    • Although the state's 40R program has been successfully implemented in many municipalities, its lower-density counterpart, the 40R Starter Home District, has never been adopted by a municipality. This may be due in part to the requirement that 50 percent of units in a Starter Home district be three-bedrooms, which may raise concerns about increased school enrollment in some municipalities. MAPC supports the program's goal of encouraging Affordable Housing for families and does not recommend reducing this requirement; rather, the state should consider more robust funding for 40S and should allocate resources for promoting the benefits of 40S (see Policy Action 2.3).
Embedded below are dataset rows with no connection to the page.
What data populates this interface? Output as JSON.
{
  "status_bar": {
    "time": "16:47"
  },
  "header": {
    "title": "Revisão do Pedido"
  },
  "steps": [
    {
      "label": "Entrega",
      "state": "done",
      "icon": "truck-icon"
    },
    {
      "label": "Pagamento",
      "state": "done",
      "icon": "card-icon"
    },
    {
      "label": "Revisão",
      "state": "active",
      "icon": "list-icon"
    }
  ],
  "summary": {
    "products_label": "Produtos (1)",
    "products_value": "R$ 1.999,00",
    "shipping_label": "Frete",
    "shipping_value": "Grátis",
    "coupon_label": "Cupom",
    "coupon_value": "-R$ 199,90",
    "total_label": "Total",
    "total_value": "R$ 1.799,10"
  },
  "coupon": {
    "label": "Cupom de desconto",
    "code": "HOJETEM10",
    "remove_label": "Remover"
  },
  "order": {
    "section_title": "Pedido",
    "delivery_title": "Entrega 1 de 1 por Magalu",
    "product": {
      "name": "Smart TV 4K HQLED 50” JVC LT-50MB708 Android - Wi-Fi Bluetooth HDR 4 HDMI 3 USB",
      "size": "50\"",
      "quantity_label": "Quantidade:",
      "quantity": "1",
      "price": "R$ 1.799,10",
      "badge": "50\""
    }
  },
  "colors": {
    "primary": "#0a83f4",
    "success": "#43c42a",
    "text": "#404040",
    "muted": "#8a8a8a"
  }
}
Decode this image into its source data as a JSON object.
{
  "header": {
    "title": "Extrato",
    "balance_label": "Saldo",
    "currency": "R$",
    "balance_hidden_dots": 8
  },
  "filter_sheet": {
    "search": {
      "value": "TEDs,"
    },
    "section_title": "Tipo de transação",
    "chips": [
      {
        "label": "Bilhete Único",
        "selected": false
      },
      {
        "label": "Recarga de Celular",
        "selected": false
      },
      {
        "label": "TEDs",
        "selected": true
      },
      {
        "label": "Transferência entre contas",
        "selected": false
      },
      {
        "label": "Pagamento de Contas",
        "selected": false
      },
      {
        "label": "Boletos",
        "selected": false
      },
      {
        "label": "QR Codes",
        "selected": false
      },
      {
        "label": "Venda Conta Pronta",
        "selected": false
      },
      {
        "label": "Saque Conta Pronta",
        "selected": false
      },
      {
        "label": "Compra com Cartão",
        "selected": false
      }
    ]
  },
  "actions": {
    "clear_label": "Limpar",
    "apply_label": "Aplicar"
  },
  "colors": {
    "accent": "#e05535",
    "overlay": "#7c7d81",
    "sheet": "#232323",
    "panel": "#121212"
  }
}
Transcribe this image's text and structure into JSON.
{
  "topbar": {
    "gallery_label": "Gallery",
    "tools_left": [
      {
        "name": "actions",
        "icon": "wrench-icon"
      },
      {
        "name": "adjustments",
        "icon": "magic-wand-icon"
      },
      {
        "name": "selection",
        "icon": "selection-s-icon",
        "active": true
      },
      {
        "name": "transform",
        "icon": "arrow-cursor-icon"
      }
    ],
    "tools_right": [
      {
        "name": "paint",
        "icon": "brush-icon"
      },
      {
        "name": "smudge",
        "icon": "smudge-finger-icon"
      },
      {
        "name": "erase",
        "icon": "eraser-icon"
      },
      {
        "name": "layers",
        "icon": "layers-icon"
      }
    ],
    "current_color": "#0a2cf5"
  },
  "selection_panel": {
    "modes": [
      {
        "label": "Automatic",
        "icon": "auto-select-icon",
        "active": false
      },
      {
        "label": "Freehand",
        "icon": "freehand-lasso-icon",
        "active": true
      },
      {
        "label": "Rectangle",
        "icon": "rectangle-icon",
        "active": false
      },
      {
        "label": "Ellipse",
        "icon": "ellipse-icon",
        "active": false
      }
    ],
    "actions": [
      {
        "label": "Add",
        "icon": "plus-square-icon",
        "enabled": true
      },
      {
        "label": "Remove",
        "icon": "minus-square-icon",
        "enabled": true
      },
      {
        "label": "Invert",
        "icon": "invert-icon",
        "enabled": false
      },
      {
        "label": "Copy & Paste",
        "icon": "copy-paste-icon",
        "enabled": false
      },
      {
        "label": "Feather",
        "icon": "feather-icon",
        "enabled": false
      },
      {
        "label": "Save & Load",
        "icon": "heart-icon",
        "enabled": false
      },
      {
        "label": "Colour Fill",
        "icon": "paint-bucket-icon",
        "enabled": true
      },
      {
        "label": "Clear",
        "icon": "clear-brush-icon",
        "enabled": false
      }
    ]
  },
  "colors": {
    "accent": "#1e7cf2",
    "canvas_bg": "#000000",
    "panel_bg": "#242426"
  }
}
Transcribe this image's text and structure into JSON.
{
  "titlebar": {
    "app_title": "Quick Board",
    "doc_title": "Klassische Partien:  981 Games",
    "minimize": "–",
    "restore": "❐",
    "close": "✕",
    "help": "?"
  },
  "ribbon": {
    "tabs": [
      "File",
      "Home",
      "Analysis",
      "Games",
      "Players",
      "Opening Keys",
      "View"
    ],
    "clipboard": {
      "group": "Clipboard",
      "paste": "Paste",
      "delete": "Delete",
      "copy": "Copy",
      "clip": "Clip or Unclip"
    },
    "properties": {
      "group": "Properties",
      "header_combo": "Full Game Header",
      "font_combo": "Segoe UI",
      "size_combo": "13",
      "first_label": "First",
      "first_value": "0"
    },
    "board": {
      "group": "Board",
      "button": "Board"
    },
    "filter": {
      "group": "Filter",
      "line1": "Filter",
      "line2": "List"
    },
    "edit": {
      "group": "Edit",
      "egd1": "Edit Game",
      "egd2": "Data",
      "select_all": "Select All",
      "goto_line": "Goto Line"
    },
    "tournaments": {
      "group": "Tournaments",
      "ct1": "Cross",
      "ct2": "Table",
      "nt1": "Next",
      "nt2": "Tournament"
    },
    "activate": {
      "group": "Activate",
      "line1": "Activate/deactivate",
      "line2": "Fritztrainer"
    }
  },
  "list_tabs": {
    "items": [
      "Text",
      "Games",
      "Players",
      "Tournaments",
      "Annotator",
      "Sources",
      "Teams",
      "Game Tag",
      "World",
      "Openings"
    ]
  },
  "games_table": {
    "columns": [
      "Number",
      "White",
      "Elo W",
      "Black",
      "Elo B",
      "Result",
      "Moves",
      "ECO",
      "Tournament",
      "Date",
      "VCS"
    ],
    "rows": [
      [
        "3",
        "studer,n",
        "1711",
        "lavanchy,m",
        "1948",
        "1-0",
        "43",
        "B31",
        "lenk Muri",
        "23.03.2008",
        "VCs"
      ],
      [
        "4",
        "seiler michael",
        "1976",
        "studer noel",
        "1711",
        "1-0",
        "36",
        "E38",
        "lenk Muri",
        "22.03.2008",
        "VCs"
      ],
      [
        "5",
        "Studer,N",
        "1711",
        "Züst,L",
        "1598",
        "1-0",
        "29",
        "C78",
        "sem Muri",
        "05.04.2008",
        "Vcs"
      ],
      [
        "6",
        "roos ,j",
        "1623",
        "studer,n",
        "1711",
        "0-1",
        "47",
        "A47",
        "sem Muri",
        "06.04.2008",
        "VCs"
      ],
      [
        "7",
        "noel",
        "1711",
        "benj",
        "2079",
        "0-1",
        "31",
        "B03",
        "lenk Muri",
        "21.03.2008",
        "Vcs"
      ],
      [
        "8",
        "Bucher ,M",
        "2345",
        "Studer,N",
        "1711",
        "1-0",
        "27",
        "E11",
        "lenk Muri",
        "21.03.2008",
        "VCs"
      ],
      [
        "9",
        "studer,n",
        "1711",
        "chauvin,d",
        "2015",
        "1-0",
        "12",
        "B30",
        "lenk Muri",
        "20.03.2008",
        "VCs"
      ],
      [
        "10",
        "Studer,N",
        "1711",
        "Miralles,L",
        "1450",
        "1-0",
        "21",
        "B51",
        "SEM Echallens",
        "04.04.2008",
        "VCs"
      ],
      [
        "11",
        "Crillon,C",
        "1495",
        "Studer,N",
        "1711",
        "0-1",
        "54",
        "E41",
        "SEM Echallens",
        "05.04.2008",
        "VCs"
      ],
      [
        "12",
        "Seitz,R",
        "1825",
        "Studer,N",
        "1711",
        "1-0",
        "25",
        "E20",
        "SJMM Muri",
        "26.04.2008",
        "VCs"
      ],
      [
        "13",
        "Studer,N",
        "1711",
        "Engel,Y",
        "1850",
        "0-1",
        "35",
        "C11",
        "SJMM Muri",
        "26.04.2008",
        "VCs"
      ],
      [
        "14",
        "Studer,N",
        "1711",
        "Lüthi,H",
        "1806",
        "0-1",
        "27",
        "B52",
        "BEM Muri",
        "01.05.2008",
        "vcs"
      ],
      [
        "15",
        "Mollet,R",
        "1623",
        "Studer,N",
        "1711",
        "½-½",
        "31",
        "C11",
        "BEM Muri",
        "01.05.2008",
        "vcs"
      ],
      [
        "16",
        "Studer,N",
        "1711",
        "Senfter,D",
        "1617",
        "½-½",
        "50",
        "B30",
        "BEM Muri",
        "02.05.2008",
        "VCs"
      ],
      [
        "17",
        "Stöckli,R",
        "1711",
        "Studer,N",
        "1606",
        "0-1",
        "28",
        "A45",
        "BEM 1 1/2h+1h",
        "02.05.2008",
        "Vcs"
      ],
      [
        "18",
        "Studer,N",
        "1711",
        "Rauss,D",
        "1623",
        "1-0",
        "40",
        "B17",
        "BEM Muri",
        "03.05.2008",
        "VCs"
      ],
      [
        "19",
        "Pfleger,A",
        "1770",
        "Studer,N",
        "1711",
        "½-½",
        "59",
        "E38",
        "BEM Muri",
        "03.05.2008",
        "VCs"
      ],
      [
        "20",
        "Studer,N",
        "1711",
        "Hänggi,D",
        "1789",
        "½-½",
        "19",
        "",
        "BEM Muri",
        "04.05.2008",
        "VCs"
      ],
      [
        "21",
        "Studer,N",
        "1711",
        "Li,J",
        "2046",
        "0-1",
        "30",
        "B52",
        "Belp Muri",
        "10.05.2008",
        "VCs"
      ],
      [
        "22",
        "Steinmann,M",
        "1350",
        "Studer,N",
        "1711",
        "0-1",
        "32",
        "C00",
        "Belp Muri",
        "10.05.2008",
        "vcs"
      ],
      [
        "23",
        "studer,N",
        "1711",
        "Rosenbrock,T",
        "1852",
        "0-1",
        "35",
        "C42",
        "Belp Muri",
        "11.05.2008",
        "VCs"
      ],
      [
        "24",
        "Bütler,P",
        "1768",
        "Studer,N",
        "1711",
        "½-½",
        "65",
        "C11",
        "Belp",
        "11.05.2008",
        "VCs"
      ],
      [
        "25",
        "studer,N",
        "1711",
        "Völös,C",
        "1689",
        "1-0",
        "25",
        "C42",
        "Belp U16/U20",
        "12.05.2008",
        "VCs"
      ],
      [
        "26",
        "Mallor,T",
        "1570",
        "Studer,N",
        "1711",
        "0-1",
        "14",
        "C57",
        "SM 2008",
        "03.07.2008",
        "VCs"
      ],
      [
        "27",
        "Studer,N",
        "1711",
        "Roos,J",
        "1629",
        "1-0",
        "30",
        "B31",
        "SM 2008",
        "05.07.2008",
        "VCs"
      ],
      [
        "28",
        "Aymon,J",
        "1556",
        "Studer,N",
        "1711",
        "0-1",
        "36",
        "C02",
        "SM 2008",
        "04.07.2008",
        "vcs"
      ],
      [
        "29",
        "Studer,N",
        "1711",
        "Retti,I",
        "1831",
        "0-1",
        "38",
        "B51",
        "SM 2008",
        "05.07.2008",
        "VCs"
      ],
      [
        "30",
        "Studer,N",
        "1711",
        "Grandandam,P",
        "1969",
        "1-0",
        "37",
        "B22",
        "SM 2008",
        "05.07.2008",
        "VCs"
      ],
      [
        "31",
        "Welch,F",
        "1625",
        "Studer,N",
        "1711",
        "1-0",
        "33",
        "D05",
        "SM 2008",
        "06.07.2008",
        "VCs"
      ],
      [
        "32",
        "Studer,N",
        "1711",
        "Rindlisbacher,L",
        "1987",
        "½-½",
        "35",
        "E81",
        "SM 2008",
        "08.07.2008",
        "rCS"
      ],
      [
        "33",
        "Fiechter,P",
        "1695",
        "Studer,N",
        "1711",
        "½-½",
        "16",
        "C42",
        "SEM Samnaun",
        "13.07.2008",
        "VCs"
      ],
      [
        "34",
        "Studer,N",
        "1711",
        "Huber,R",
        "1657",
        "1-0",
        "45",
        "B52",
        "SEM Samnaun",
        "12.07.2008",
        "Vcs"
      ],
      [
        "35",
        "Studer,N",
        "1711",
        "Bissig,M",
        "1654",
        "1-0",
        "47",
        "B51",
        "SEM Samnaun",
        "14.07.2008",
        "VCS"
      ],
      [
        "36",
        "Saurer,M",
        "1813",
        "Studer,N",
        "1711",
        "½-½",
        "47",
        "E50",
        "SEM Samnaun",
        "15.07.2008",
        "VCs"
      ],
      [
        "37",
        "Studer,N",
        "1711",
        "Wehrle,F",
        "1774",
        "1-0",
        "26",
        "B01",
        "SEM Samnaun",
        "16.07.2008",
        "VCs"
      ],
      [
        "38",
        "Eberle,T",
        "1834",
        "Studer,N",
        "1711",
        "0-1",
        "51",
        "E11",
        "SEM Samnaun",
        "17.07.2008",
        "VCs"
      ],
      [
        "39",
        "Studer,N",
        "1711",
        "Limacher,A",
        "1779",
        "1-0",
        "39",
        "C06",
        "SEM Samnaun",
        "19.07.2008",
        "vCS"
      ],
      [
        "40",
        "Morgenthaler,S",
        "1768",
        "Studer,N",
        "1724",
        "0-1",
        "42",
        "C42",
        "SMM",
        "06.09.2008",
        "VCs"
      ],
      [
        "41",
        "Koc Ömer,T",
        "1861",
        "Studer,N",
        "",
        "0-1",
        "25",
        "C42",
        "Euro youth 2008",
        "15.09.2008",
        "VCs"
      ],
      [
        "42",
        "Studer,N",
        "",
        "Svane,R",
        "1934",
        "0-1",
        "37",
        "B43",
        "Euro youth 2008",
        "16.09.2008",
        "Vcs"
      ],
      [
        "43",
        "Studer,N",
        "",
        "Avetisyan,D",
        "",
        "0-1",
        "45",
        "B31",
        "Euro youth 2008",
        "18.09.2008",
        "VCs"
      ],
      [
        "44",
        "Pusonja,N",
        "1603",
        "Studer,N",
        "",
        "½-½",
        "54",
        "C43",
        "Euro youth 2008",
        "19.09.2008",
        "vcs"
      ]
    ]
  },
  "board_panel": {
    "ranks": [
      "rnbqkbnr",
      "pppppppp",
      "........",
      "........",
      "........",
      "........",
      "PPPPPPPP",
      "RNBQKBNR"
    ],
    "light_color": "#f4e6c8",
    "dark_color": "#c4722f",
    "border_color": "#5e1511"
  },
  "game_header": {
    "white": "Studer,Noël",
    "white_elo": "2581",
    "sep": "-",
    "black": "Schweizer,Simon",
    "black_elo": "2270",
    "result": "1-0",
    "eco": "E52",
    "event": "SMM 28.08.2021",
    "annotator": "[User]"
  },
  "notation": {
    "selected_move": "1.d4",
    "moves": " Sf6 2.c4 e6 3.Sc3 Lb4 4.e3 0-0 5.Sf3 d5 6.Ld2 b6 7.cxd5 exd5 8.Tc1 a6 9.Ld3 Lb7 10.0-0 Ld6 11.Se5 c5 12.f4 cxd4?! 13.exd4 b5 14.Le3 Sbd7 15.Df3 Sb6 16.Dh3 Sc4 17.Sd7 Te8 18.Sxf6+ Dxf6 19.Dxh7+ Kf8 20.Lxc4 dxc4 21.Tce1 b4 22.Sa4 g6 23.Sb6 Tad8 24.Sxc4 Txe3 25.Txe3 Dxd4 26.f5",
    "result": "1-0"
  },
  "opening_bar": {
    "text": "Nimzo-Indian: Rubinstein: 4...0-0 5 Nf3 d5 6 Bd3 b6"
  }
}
    • Another barrier to Starter Home implementation may be Greater Boston's extremely high land costs, which make it difficult for deed-restricted Affordable Housing to be financially feasible at the lower densities targeted in the Starter Home program. Even if sufficient density could be achieved, most lower-density developments are envisioned as homeownership projects, in which the 20 percent affordability requirement is more difficult to achieve than in rental projects. To make these projects more viable, the state should proactively align the Starter Home program with existing state homeownership resources. The state should make resources available for MassHousing and Massachusetts Housing Partnership (MHP) to actively connect municipalities considering Starter Home districts with state homeownership programs and experienced affordable homeownership developers. This would increase understanding of available resources to support the Starter Home program, and could be undertaken in concert with the recommendations to expand low-income homeownership opportunities in the “Ensure that people of all races and income levels have equal access to affordable housing through homeownership and rental opportunities in every community” recommendation.
    • Finally, any state efforts to enhance first-time and first-generation homeownership should seek to equitably balance individual wealth building with the need for scarce public resources to support long-term affordability, discussed more thoroughly in “Enable wealth creation and intergenerational wealth transfer.”